Haute-Villégiature is about designing and delivering travel experiences with the highest quality standards, by highly knowledgeable people who are experts in their business and led by passion.
Each Maison has its own style and personality, but they are all creative and innovative to surprise and exceed expectations of their clients, who are unique and have specific expectations. The overall objective of Haute Villégiature is thus to be a wow factor in the travel industry.
Doctor Anne-Flore Maman Larraufie, Academic Director at the ESSEC Business School in Paris, Researcher and Consultant to famous luxury brands, was appointed to conduct this scientific Delphi research amongst a panel of 18 luxury travel experts.
In addition to this research, she also carried out a WOW effect study amongst 150 professionals of the luxury travel industry, brought together by Traveller Made on two occasions.
QUENTIN DESURMONT – CEO of Traveller Made

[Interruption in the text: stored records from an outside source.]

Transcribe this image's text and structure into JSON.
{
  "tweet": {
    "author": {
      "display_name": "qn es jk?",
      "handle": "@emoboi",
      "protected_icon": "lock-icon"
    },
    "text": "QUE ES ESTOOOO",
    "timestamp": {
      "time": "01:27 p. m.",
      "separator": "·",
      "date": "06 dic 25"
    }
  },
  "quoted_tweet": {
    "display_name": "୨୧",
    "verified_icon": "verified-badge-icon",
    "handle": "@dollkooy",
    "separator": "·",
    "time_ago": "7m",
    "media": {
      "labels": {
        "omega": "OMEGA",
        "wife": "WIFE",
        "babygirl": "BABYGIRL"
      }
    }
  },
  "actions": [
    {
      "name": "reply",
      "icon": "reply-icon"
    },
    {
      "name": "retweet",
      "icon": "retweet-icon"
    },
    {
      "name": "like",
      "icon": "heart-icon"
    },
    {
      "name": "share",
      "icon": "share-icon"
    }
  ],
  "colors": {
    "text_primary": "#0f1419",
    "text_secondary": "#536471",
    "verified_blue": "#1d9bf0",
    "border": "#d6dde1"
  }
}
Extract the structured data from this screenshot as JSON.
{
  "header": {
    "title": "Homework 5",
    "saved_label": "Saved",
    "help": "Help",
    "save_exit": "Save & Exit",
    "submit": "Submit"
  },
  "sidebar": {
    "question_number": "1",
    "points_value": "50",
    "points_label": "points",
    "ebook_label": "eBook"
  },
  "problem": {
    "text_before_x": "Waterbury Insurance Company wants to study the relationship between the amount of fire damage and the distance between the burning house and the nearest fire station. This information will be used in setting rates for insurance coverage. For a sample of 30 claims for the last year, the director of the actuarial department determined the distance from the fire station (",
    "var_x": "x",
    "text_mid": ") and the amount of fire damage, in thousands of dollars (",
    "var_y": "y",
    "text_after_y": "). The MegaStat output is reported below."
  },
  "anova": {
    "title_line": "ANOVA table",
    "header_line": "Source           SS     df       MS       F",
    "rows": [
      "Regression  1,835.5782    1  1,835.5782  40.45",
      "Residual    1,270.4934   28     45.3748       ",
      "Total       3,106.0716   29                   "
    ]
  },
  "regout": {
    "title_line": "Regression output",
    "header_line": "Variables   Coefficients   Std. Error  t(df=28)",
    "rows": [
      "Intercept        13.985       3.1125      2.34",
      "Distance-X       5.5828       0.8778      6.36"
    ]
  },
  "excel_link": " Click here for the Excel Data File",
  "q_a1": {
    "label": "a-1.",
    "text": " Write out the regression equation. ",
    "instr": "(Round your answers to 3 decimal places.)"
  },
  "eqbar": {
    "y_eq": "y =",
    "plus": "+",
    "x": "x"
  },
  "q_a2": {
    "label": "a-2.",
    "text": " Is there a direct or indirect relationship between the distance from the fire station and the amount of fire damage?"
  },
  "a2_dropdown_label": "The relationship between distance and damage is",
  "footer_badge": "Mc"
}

Q: What is Traveller Made? What made you create it?
Traveller Made is an association of luxury travel designers based all over the globe. Today, we are the world’s leading community of luxury travel designers. We currently have 318 member agencies in 60 countries: 40% of them have their headquarters in Europe and 60% in North America, as well as in Russia, India and Asia Pacific.
I created a luxury travel agency in France ten years ago, in 2008, and after a few years, I thought it would be good idea to find a way to properly differentiate between the various travel designers because Google can’t find these kind of designers very easily. Also, given the overload of information we are subjected to nowadays, there are a lot of scams around and nobody knows what is real or not; there are no regulations. So, my idea was to select the very best travel designers using the industry’s well-established system of recommendations, monitoring and regulations. For me, it was a good way of showing very high-profile people that they could select, try out and employ the world’s best travel designers.
Q: What are the main trends in luxury travel and how do they suggest luxury travel agencies will evolve over the next few years?
We are also investigating luxury travel trends and we’ve discovered that some trends have meant that very high-profile people want to experience strong emotions. They work hard running companies and they like doing activities that you can’t do every day. So, when they go on a trip, they want to include their family and they want it to be incredibly exciting. Some of them are looking for brand new experiences; the kind of people who want to be pioneers and have the most outstanding experiences in places so remote that very few people ever go there.
Privatisation is also one of the most important trends. More and more clients want to have villas or chalets all to themselves. Sometimes they belong to a hotel and sometimes they are privately-owned, but the clients want privacy and will even reserve private islands. They also want to be able to meet people from other cultures and see how they live: people you cannot easily reach, such as Aboriginal Australians, because this experience gives you knowledge and another view of the world.
Q: What does a client most value when they are travelling?
Well, first of all, what they most value when they travel is the service they receive from the service-providers and from us. They value being with their family and friends in a setting that is comfortable, yet stimulating. Sometimes, they have the opportunity to tackle a challenge or indulge in a very special experience, which is why they want to be sure you are with them at all times. Nowadays, more and more agencies rent out portable WiFi systems because clients want to stay connected in case there’s a problem, so the agencies must always be available.